This spring, through journaling, I’ve admitted to myself that I am isolated, I have no solid friendships where I am, and that’s not okay. I need friends, so I need to do something about that.

Third, journaling got me thinking about more than my job and my career. It brought me back to thinking about my craft as a writer and different projects I want to work on.

Fourth, journaling has tuned me back into what I like, what I’m interested in, and reminded me that there is no life script I must live by (outside, of course, loving God and loving people). Since my senior year of college, I’ve felt this pressure to either get it together as a career woman (i.e. get your dream job, already!) or scrap the dreams and find a husband — something I’ve never considered a priority. Why either of those attitudes are wrong is another post entirely, but the point is, under that pressure, I lost sight of what excites me about living and learning and creating.

My interests are all over the place and though brand experts say choose a specialty, that just doesn’t fit who I am. That’s not a mold I was made for, and I’m not going to contort myself to fit into it (the same way I will not wear heels or makeup to live up to some arbitrary standard of female professional appearance — again, another blog post).

Journaling has tuned me back into my own interests and passions, and it’s helped me process (or start to process) a lot of thoughts about life, dreams, and the patience that both require. Which leads me to the fifth and final piece (for now):

Journaling has reminded me that I need room to breathe, not just physically, but creatively. If I pile all this pressure on myself to write like crazy, hustle, hustle, hustle, when I’m not taking time to recharge my batteries and reboot my mental hard drive, I’m going to hurt myself in my attempts to reach “success”.

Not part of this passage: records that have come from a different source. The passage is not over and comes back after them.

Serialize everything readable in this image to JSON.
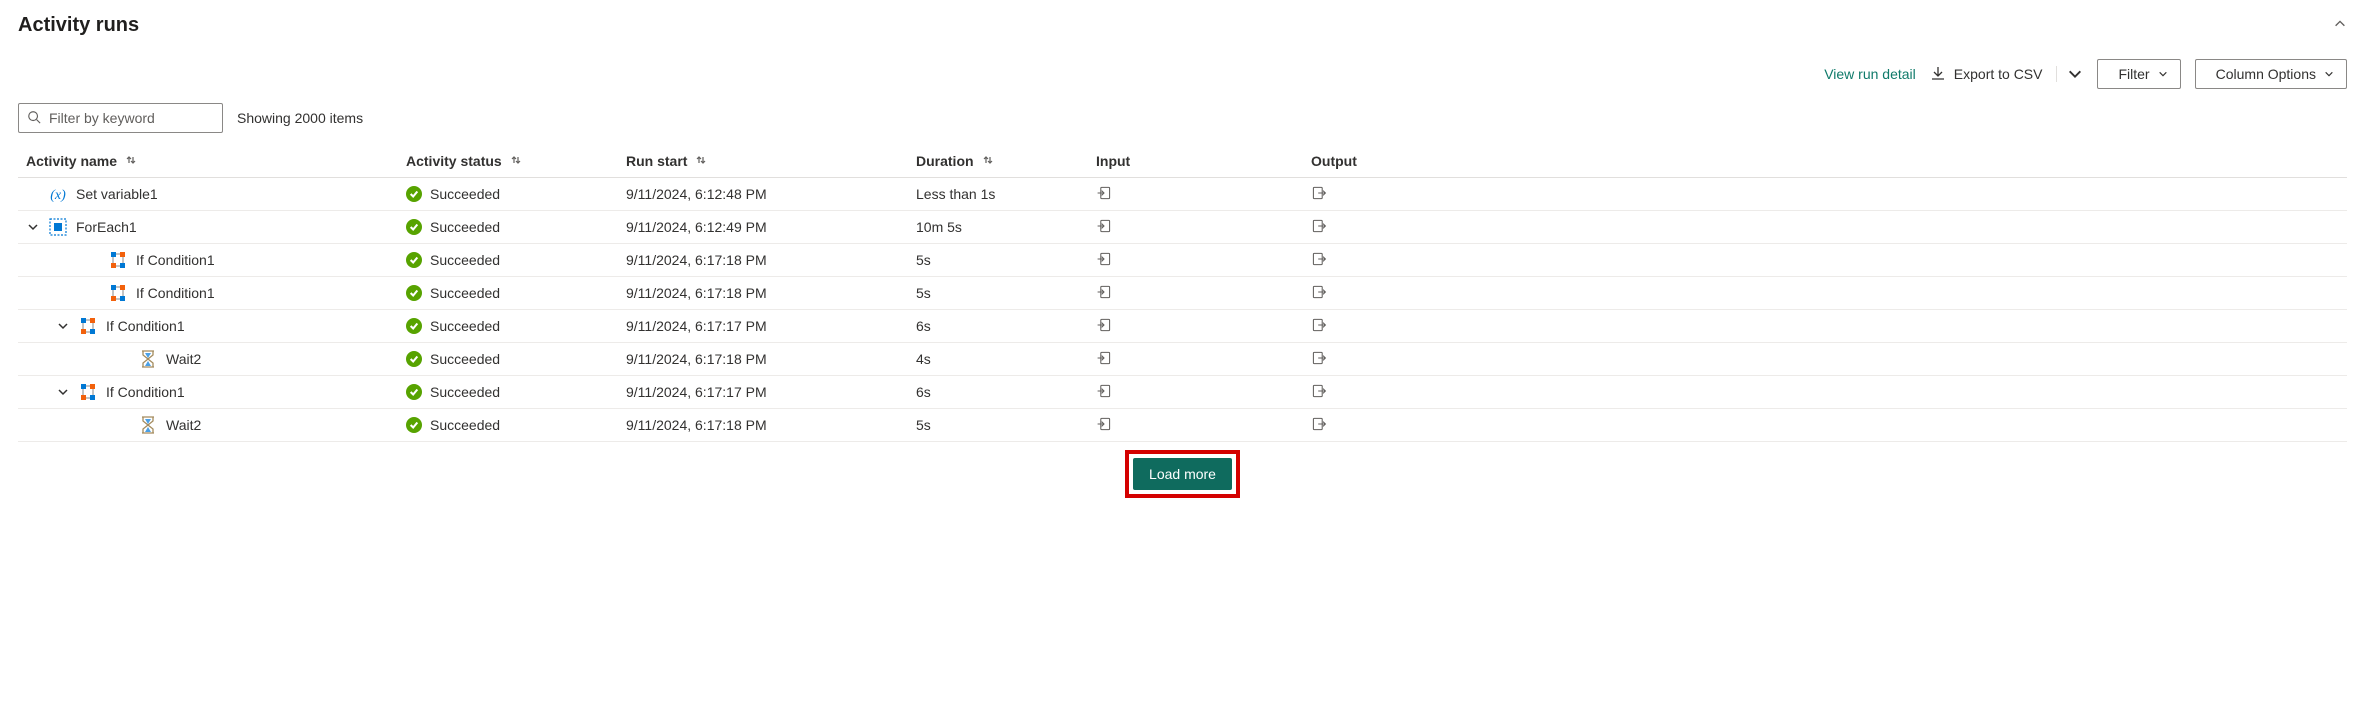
{
  "title": "Activity runs",
  "toolbar": {
    "view_run_detail": "View run detail",
    "export_csv": "Export to CSV",
    "filter": "Filter",
    "column_options": "Column Options"
  },
  "search": {
    "placeholder": "Filter by keyword"
  },
  "item_count_text": "Showing 2000 items",
  "columns": {
    "activity_name": "Activity name",
    "activity_status": "Activity status",
    "run_start": "Run start",
    "duration": "Duration",
    "input": "Input",
    "output": "Output"
  },
  "rows": [
    {
      "indent": 0,
      "expander": "",
      "icon": "variable",
      "name": "Set variable1",
      "status": "Succeeded",
      "start": "9/11/2024, 6:12:48 PM",
      "duration": "Less than 1s"
    },
    {
      "indent": 0,
      "expander": "down",
      "icon": "foreach",
      "name": "ForEach1",
      "status": "Succeeded",
      "start": "9/11/2024, 6:12:49 PM",
      "duration": "10m 5s"
    },
    {
      "indent": 2,
      "expander": "",
      "icon": "ifcond",
      "name": "If Condition1",
      "status": "Succeeded",
      "start": "9/11/2024, 6:17:18 PM",
      "duration": "5s"
    },
    {
      "indent": 2,
      "expander": "",
      "icon": "ifcond",
      "name": "If Condition1",
      "status": "Succeeded",
      "start": "9/11/2024, 6:17:18 PM",
      "duration": "5s"
    },
    {
      "indent": 1,
      "expander": "down",
      "icon": "ifcond",
      "name": "If Condition1",
      "status": "Succeeded",
      "start": "9/11/2024, 6:17:17 PM",
      "duration": "6s"
    },
    {
      "indent": 3,
      "expander": "",
      "icon": "wait",
      "name": "Wait2",
      "status": "Succeeded",
      "start": "9/11/2024, 6:17:18 PM",
      "duration": "4s"
    },
    {
      "indent": 1,
      "expander": "down",
      "icon": "ifcond",
      "name": "If Condition1",
      "status": "Succeeded",
      "start": "9/11/2024, 6:17:17 PM",
      "duration": "6s"
    },
    {
      "indent": 3,
      "expander": "",
      "icon": "wait",
      "name": "Wait2",
      "status": "Succeeded",
      "start": "9/11/2024, 6:17:18 PM",
      "duration": "5s"
    }
  ],
  "load_more": "Load more"
}
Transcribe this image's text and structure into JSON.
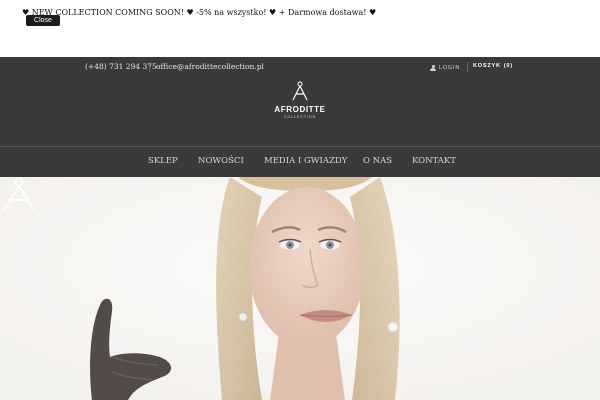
{
  "announcement": {
    "text": "♥ NEW COLLECTION COMING SOON! ♥ -5% na wszystko! ♥ + Darmowa dostawa! ♥",
    "close_label": "Close"
  },
  "header": {
    "phone": "(+48) 731 294 375",
    "email": "office@afrodittecollection.pl",
    "login_label": "LOGIN",
    "login_icon": "user-icon",
    "cart_label": "KOSZYK",
    "cart_count": "(0)"
  },
  "logo": {
    "title": "AFRODITTE",
    "subtitle": "COLLECTION"
  },
  "nav": {
    "items": [
      "SKLEP",
      "NOWOŚCI",
      "MEDIA I GWIAZDY",
      "O NAS",
      "KONTAKT"
    ]
  },
  "colors": {
    "header_bg": "#3a3a3a",
    "announce_bg": "#ffffff",
    "close_bg": "#1b1b1b",
    "nav_text": "#d8d8d8"
  }
}
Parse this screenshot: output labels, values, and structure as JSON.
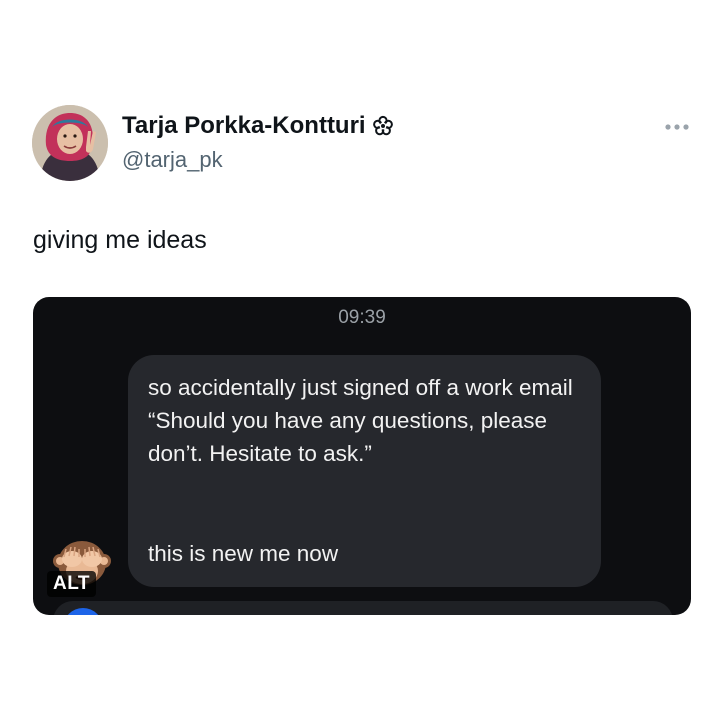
{
  "author": {
    "name": "Tarja Porkka-Kontturi",
    "handle": "@tarja_pk",
    "badge_icon": "flower-icon"
  },
  "menu": {
    "icon": "more-horizontal-icon",
    "label": "···"
  },
  "tweet": {
    "text": "giving me ideas"
  },
  "media": {
    "timestamp": "09:39",
    "message_paragraph_1": "so accidentally just signed off a work email “Should you have any questions, please don’t. Hesitate to ask.”",
    "message_paragraph_2": "this is new me now",
    "sticker_icon": "see-no-evil-monkey-icon",
    "alt_label": "ALT"
  },
  "colors": {
    "name": "#0f1419",
    "handle": "#536471",
    "media_bg": "#0d0e11",
    "bubble_bg": "#26282d",
    "bubble_text": "#f2f2f2",
    "timestamp": "#9aa0a6"
  }
}
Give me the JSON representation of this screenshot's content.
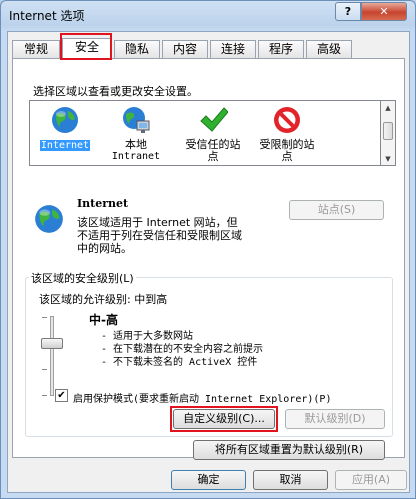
{
  "window": {
    "title": "Internet 选项",
    "help_label": "?",
    "close_label": "✕"
  },
  "tabs": [
    {
      "label": "常规"
    },
    {
      "label": "安全"
    },
    {
      "label": "隐私"
    },
    {
      "label": "内容"
    },
    {
      "label": "连接"
    },
    {
      "label": "程序"
    },
    {
      "label": "高级"
    }
  ],
  "active_tab": "安全",
  "security": {
    "instruction": "选择区域以查看或更改安全设置。",
    "zones": [
      {
        "name_line1": "Internet",
        "name_line2": "",
        "icon": "globe-icon"
      },
      {
        "name_line1": "本地",
        "name_line2": "Intranet",
        "icon": "intranet-icon"
      },
      {
        "name_line1": "受信任的站",
        "name_line2": "点",
        "icon": "checkmark-icon"
      },
      {
        "name_line1": "受限制的站",
        "name_line2": "点",
        "icon": "restricted-icon"
      }
    ],
    "selected_zone": {
      "title": "Internet",
      "desc_line1": "该区域适用于 Internet 网站，但",
      "desc_line2": "不适用于列在受信任和受限制区域",
      "desc_line3": "中的网站。",
      "sites_button": "站点(S)"
    },
    "level_group": {
      "title": "该区域的安全级别(L)",
      "allowed": "该区域的允许级别: 中到高",
      "level_name": "中-高",
      "bullets": [
        "- 适用于大多数网站",
        "- 在下载潜在的不安全内容之前提示",
        "- 不下载未签名的 ActiveX 控件"
      ],
      "protected_mode": "启用保护模式(要求重新启动 Internet Explorer)(P)",
      "protected_checked": true,
      "custom_button": "自定义级别(C)...",
      "default_button": "默认级别(D)"
    },
    "reset_button": "将所有区域重置为默认级别(R)"
  },
  "dialog_buttons": {
    "ok": "确定",
    "cancel": "取消",
    "apply": "应用(A)"
  },
  "colors": {
    "highlight": "#3399ff",
    "annotation_red": "#e0141e",
    "titlebar": "#bcd3ec"
  }
}
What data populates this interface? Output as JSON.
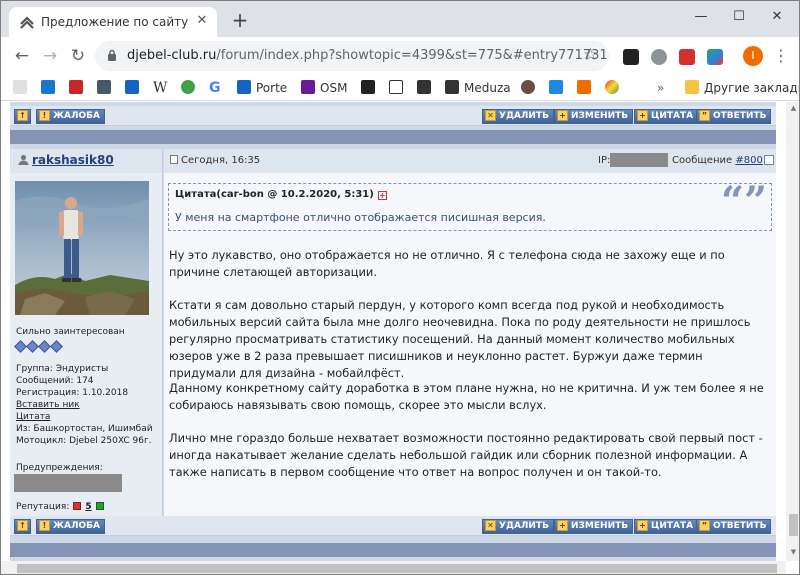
{
  "browser": {
    "tab_title": "Предложение по сайту - Форум",
    "tab_close": "✕",
    "new_tab": "+",
    "min": "—",
    "max": "☐",
    "close": "✕",
    "url_host": "djebel-club.ru",
    "url_path": "/forum/index.php?showtopic=4399&st=775&#entry771731",
    "profile_initial": "I",
    "bookmarks": [
      {
        "label": "Porte",
        "color": "#1565c0"
      },
      {
        "label": "OSM",
        "color": "#6a1b9a"
      },
      {
        "label": "Meduza",
        "color": "#333333"
      }
    ],
    "other_bookmarks": "Другие закладки"
  },
  "forum": {
    "complaint": "ЖАЛОБА",
    "delete": "УДАЛИТЬ",
    "edit": "ИЗМЕНИТЬ",
    "quote": "ЦИТАТА",
    "reply": "ОТВЕТИТЬ",
    "post": {
      "author": "rakshasik80",
      "date": "Сегодня, 16:35",
      "ip_label": "IP:",
      "msg_label": "Сообщение",
      "msg_number": "#800",
      "quote_header": "Цитата(car-bon @ 10.2.2020, 5:31)",
      "quote_text": "У меня на смартфоне отлично отображается писишная версия.",
      "paragraphs": [
        "Ну это лукавство, оно отображается но не отлично. Я с телефона сюда не захожу еще и по причине слетающей авторизации.",
        "Кстати я сам довольно старый пердун, у которого комп всегда под рукой и необходимость мобильных версий сайта была мне долго неочевидна. Пока по роду деятельности не пришлось регулярно просматривать статистику посещений. На данный момент количество мобильных юзеров уже в 2 раза превышает писишников и неуклонно растет. Буржуи даже термин придумали для дизайна - мобайлфёст.",
        "Данному конкретному сайту доработка в этом плане нужна, но не критична. И уж тем более я не собираюсь навязывать свою помощь, скорее это мысли вслух.",
        "Лично мне гораздо больше нехватает возможности постоянно редактировать свой первый пост - иногда накатывает желание сделать небольшой гайдик или сборник полезной информации. А также написать в первом сообщение что ответ на вопрос получен и он такой-то."
      ]
    },
    "user": {
      "rank": "Сильно заинтересован",
      "group": "Группа: Эндуристы",
      "posts": "Сообщений: 174",
      "registered": "Регистрация: 1.10.2018",
      "insert_nick": "Вставить ник",
      "quote_link": "Цитата",
      "from": "Из: Башкортостан, Ишимбай",
      "bike": "Мотоцикл: Djebel 250XC 96г.",
      "warnings": "Предупреждения:",
      "reputation_label": "Репутация:",
      "reputation_value": "5"
    }
  }
}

A dream, an ambition, should not be a burden. It should be a motivator, something — like a good song — that excites you to get out of bed in the morning. If they’re burdens, they’re probably idols, because you think you can’t live without them.

So journal. Because it’s good. Because it’s healthy. Because it helps you examine and ponder pieces of life that would otherwise go unchecked. And because journaling is a way of showing yourself, I’m here and I’m good.

Good Reads: Dancing through a clouded life

This post is part of a series recommending longform, narrative nonfiction (as well as other worthwhile writings).

The Amateur Cloud Society That (Sort Of) Rattled the Scientific Community by Jon Mooallem, The New York Times Magazine

The most quotable piece I’ve read recently, this story examines the culture of cloud-loving in a way that observes science, philosophy, and love of life. There’s reflection (from the people involved, as well as the author), education (a healthy serving of cloud facts), history, and the impact of the Internet. Great piece.

Gotta Dance! by Elizabeth Gilbert, originally published in GQ, republished on Longform.

Elizabeth Gilbert is best known for her bestselling memoir, Eat Pray Love. This piece is from her previous work as a magazine writer. It’s a profile of a former swing dance icon who, when war service removed him from the limelight, became just a postman until he was “rediscovered” in the 90s’ swing dance revival. Cultural commentary and a fun personality, with Gilbert’s satisfying sentences, make this piece well worth your time.

How a Son Survived Being Injected with HIV by His Father by Justin Heckert, GQ

Twenty-four years ago, a little boy was betrayed by his father in a despicable act of malice. The title says it. But what it doesn’t say is what surrounded the betrayal and what followed the injection. Twenty-four years later, the boy has grown up and, against all odds, survived. Read it.

In a Perpetual Present by Erika Hayasaki, Wired

Imagine living today and forgetting it tomorrow. This woman’s life is basically Adam Sandler’s 50 First Dates and this story considers whether or not memory-less life could be a good thing, a counter-intuitive step forward, rather than the backward declension it at first seems. Bizarre.